# Exercise description:
Check every line of the entries below for the word "Applied", and copy the ones that have it.

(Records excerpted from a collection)
*** Begin section ***
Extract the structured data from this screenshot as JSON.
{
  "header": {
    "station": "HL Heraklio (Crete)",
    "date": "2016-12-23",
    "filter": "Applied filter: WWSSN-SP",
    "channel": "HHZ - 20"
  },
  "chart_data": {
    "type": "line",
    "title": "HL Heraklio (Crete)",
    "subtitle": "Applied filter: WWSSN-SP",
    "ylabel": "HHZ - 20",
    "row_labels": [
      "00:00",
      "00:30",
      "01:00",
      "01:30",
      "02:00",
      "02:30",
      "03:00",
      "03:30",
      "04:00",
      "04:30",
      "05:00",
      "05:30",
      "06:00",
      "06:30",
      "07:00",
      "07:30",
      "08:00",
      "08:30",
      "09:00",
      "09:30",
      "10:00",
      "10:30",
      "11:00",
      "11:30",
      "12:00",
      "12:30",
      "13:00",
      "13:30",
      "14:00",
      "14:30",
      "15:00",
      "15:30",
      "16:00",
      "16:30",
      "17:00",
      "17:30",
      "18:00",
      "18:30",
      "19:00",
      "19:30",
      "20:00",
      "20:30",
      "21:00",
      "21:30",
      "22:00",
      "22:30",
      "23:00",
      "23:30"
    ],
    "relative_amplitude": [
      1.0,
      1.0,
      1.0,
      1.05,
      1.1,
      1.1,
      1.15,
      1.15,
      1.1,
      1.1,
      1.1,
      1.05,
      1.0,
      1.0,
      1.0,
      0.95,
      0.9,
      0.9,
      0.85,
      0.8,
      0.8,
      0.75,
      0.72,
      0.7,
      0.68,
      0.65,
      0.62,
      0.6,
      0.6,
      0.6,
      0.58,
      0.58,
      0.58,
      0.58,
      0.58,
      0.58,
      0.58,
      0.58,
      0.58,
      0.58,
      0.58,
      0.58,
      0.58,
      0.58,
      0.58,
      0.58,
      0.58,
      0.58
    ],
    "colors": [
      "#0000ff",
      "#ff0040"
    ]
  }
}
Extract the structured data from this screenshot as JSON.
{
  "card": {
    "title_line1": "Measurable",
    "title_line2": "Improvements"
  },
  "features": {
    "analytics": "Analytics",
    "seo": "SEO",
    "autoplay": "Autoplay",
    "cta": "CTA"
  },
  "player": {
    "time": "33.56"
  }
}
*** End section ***
# Answer box:
    "filter": "Applied filter: WWSSN-SP",
    "subtitle": "Applied filter: WWSSN-SP",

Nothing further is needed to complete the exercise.